Neil Pinkett's oil and acyclic paintings are on display at Parkside Art Gallery until July 19.

Walk around 100 Mile House and you’re probably familiar with his work.

Neil Pinkett painted a number of the large murals around town, including the one outside the 100 Mile Curling Club and the one depicting a Lone Butte station master on the southern wall of the South Cariboo Theatre.

More of the Forest Grove resident’s paintings – about 30 works of oil and acyclic – are currently on display at Parkside Art Gallery until July 19.

The show is called “Appear and Disappear” and features subject matter of a temporary nature. Think autumn leaves, reflections in water, clouds, and things constantly on the move.

“It’s all changing, all the time,” Pinkett explains. “To me, the thing is following the path and seeing where it leads.”

He has had one solo show at the local art gallery in the past, and his work has been a part of different group shows there, as well.

Although many of his paintings are done in acrylic, that style goes against his tendency to paint more slowly. Oil takes longer to dry, which fits his methodical approach and strong attention to every detail.

“Sometimes I think it’s just the patience, if anything, that sets me apart.
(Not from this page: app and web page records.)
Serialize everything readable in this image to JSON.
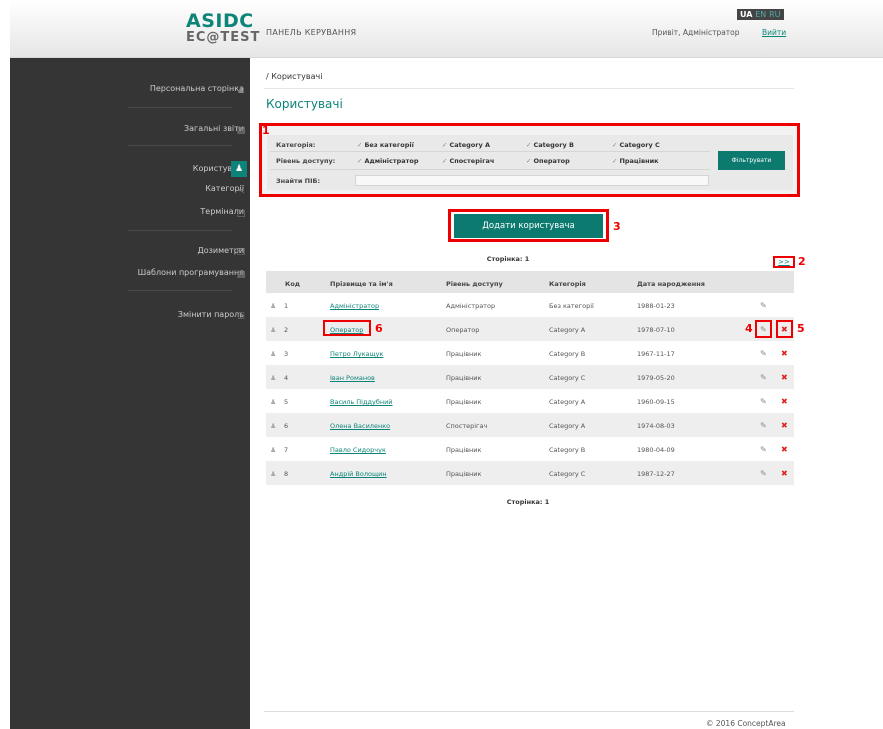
{
  "header": {
    "logo_top": "ASIDC",
    "logo_bottom": "EC@TEST",
    "panel_title": "ПАНЕЛЬ КЕРУВАННЯ",
    "lang_active": "UA",
    "lang_en": "EN",
    "lang_ru": "RU",
    "greeting": "Привіт, Адміністратор",
    "logout": "Вийти"
  },
  "sidebar": {
    "items": [
      {
        "label": "Персональна сторінка",
        "icon": "user-icon"
      },
      {
        "label": "Загальні звіти",
        "icon": "report-icon"
      },
      {
        "label": "Користувачі",
        "icon": "users-icon",
        "active": true
      },
      {
        "label": "Категорії",
        "icon": "share-icon"
      },
      {
        "label": "Термінали",
        "icon": "monitor-icon"
      },
      {
        "label": "Дозиметри",
        "icon": "device-icon"
      },
      {
        "label": "Шаблони програмування",
        "icon": "template-icon"
      },
      {
        "label": "Змінити пароль",
        "icon": "lock-icon"
      }
    ]
  },
  "breadcrumb": "/ Користувачі",
  "page_title": "Користувачі",
  "filters": {
    "category_label": "Категорія:",
    "categories": [
      "Без категорії",
      "Category A",
      "Category B",
      "Category C"
    ],
    "access_label": "Рівень доступу:",
    "access_levels": [
      "Адміністратор",
      "Спостерігач",
      "Оператор",
      "Працівник"
    ],
    "search_label": "Знайти ПІБ:",
    "search_value": "",
    "filter_button": "Фільтрувати"
  },
  "add_button": "Додати користувача",
  "page_top": "Сторінка: 1",
  "page_bottom": "Сторінка: 1",
  "next_label": ">>",
  "markers": [
    "1",
    "2",
    "3",
    "4",
    "5",
    "6"
  ],
  "table": {
    "headers": [
      "Код",
      "Прізвище та ім'я",
      "Рівень доступу",
      "Категорія",
      "Дата народження"
    ],
    "rows": [
      {
        "id": "1",
        "name": "Адміністратор",
        "access": "Адміністратор",
        "category": "Без категорії",
        "dob": "1988-01-23"
      },
      {
        "id": "2",
        "name": "Оператор",
        "access": "Оператор",
        "category": "Category A",
        "dob": "1978-07-10"
      },
      {
        "id": "3",
        "name": "Петро Лукащук",
        "access": "Працівник",
        "category": "Category B",
        "dob": "1967-11-17"
      },
      {
        "id": "4",
        "name": "Іван Романов",
        "access": "Працівник",
        "category": "Category C",
        "dob": "1979-05-20"
      },
      {
        "id": "5",
        "name": "Василь Піддубний",
        "access": "Працівник",
        "category": "Category A",
        "dob": "1960-09-15"
      },
      {
        "id": "6",
        "name": "Олена Василенко",
        "access": "Спостерігач",
        "category": "Category A",
        "dob": "1974-08-03"
      },
      {
        "id": "7",
        "name": "Павло Сидорчук",
        "access": "Працівник",
        "category": "Category B",
        "dob": "1980-04-09"
      },
      {
        "id": "8",
        "name": "Андрій Волощин",
        "access": "Працівник",
        "category": "Category C",
        "dob": "1987-12-27"
      }
    ]
  },
  "footer": "© 2016 ConceptArea"
}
Every square inch of the picture is of equal value. I put as much time into it all.”

That extra time and care is evident in his painting of a partially frozen Canim Lake. Myriad shades of blue flow and mix into the scene and hundreds of tiny points of green and orange dot a mountain background.

“I’ve never strove to be unique. To me it’s more striving to be true to your own path. And things can change wildly along the way.”

Pinkett, a resident of the South Cariboo for close to six years, is from Nottingham, England. He moved to Canada in 1998.

He can paint big, like the murals, and also small. In the past, he would create little ink drawings about two-inches square, in very high detail with a tiny little pen.

It’s different than having your work blown up on the side of a building for everyone to see for years, he says.

“The worst thing about [painting murals] I guess is it’s constantly on display while you’re working. Like most artists, I like to work in private, and if you make a mistake, you’re kind of in a panic to fix it….

“You have to see it for ever after in town, which is a double-edged sword because you always see things you would like to change.”

Pinkett is a volunteer at Parkside Art Gallery. He says it was one of the reasons he decided to relocate to the area.

“It’s a great little art gallery and community of artists around here. I think it’s a pretty vibrant scene here.”